We went to community dinner the other night in Castenet, a nearby village. This one was arranged by the local petanque club. (petanque being also known as boules & being a game much adored by the French.) We as members of the troisiemes were also invited. (The troisiemes are a club for the over 60's. We go on outings, have lunches & enjoy life in general.) Of course, everyone else came along as well so we had a crowd of about 60-70 people ranging in age from a few months to over 90. Not bad for a rural area.
We paid our entry, 16 euros, and got our aperetif outside as the evening was nice. Met up with several good friends & also started chatting with local people we didn't know. This got us into how the relationships worked in the area. It seems that everybody is related to everybody in the area; cousins twice removed or whatever, but it does make for a closly knit community. The nice thing though is how welcoming everyone is to we 'etrangers'; people make a point of being nice to us. A modicum of French & a smile is all you need to be accepted.
Shortly the entertainment arrived. An accordianist & a one drum drummer. We had music from then on out. The 'experts' none of whom were under 60 years old had the fires going for roasting the meat. None of this charcoal stuff, real logs & branches. The ladies were working on the rest of the meal inside. (I have to explain that in France almost every village has a "salle des Fetes" this is a meeting hall with, normally, cooking facilities, a dance floor & various other equipment for having parties. Most of the 'salles' are very nice & have been subsidized by the government. They're sort of the French equivilent of the school gym in small town America.)
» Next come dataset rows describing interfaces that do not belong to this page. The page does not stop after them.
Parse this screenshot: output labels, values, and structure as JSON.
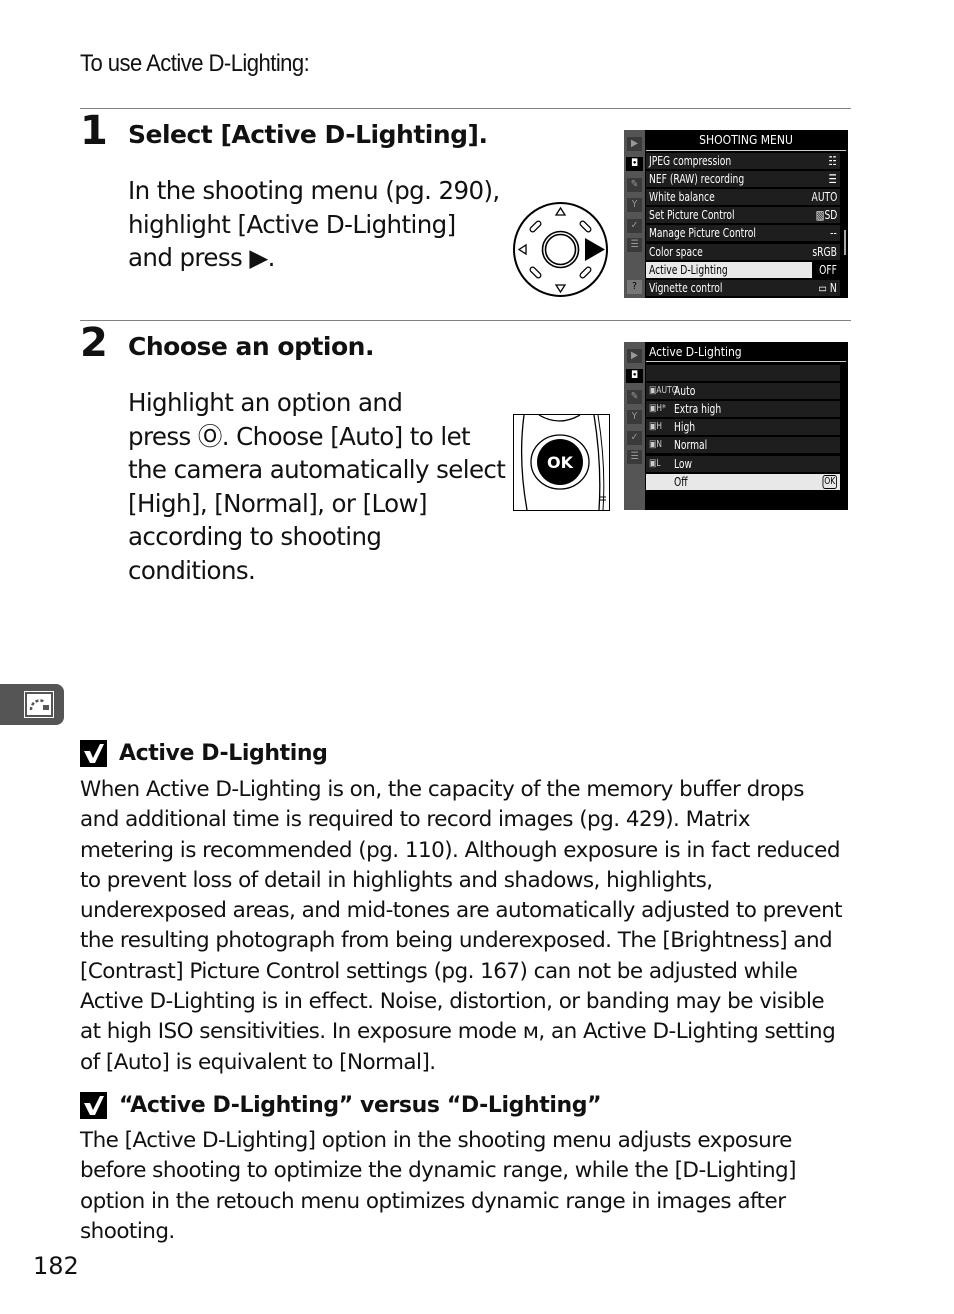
{
  "intro": "To use Active D-Lighting:",
  "steps": [
    {
      "number": "1",
      "title": "Select [Active D-Lighting].",
      "body_lines": [
        "In the shooting menu (pg. 290),",
        "highlight [Active D-Lighting]",
        "and press ▶."
      ]
    },
    {
      "number": "2",
      "title": "Choose an option.",
      "body_lines": [
        "Highlight an option and",
        "press Ⓞ. Choose [Auto] to let",
        "the camera automatically select",
        "[High], [Normal], or [Low]",
        "according to shooting",
        "conditions."
      ]
    }
  ],
  "shooting_menu": {
    "title": "SHOOTING MENU",
    "side_icons": [
      "playback-icon",
      "camera-icon",
      "pencil-icon",
      "wrench-icon",
      "retouch-icon",
      "my-menu-icon",
      "help-icon"
    ],
    "items": [
      {
        "label": "JPEG compression",
        "value": "☷"
      },
      {
        "label": "NEF (RAW) recording",
        "value": "☰"
      },
      {
        "label": "White balance",
        "value": "AUTO"
      },
      {
        "label": "Set Picture Control",
        "value": "▨SD"
      },
      {
        "label": "Manage Picture Control",
        "value": "--"
      },
      {
        "label": "Color space",
        "value": "sRGB"
      },
      {
        "label": "Active D-Lighting",
        "value": "OFF",
        "selected": true
      },
      {
        "label": "Vignette control",
        "value": "▭ N"
      }
    ]
  },
  "adl_menu": {
    "title": "Active D-Lighting",
    "items": [
      {
        "prefix": "▣AUTO",
        "label": "Auto"
      },
      {
        "prefix": "▣H*",
        "label": "Extra high"
      },
      {
        "prefix": "▣H",
        "label": "High"
      },
      {
        "prefix": "▣N",
        "label": "Normal"
      },
      {
        "prefix": "▣L",
        "label": "Low"
      },
      {
        "prefix": "",
        "label": "Off",
        "selected": true,
        "value": "OK"
      }
    ]
  },
  "multi_selector": {
    "pressed": "right"
  },
  "ok_button": {
    "label": "OK"
  },
  "notes": [
    {
      "title": "Active D-Lighting",
      "lines": [
        "When Active D-Lighting is on, the capacity of the memory buffer drops",
        "and additional time is required to record images (pg. 429).  Matrix",
        "metering is recommended (pg. 110).  Although exposure is in fact reduced",
        "to prevent loss of detail in highlights and shadows, highlights,",
        "underexposed areas, and mid-tones are automatically adjusted to prevent",
        "the resulting photograph from being underexposed.  The [Brightness] and",
        "[Contrast] Picture Control settings (pg. 167) can not be adjusted while",
        "Active D-Lighting is in effect.   Noise, distortion, or banding may be visible",
        "at high ISO sensitivities.  In exposure mode м, an Active D-Lighting setting",
        "of [Auto] is equivalent to [Normal]."
      ]
    },
    {
      "title": "“Active D-Lighting” versus “D-Lighting”",
      "lines": [
        "The [Active D-Lighting] option in the shooting menu adjusts exposure",
        "before shooting to optimize the dynamic range, while the [D-Lighting]",
        "option in the retouch menu optimizes dynamic range in images after",
        "shooting."
      ]
    }
  ],
  "page_number": "182"
}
We moved inside for the meal. The hall was set up with a number of long tables & everyone sat where they wanted. We sat with friends with French people we knew from the troisiemes on either side. Two proud grandmothers took turns holding the baby as the baby's parents made the rounds of friends. The noise level rose as we all started on our wine & as the children got more more excited. The band moved inside & the children had a great time trying to dance.
The first course was a cheese soup; delicious! It was a chicken stock with garlic & herbs laced with melted local tomme cheese and with lots of country bread soaked in it. I had two big helping & would have had more except that I knew there was lots more to come. Next we had a big slice of locally smoked & cured ham. (I need to point out that bread was on the table as was mineral water & bottles of red wine. All three were continually replentished.) This was followed by fresh coco beans cooked in stock with ham cubes & garlic. The meats came just after this. Roasted Lamb steaks & home made duck sausages; there were seconds & thirds & more available. After this came the cheese; a nice chunk of Mont d'Or. Finally we had a choice of three different ice creams. All of this took about 2 1/2 hours as there was lots of conversation between each course.
About midnight the band started up again & the Eau de Vie started passing around. Having had a disasterous encounter with Eau de Vie in the past I declined. The dancing commenced with everybody getting onto the floor. Some of the dances are 'regular' modern dancing, but several are complicated local dances handed down from generation to generation. That was certainly true that night as our youngest dancers were about 3 years old & the oldest well over 80 years old.
We eventually departed, fully, slightly tipsy and very contented.
We do love France & it's people!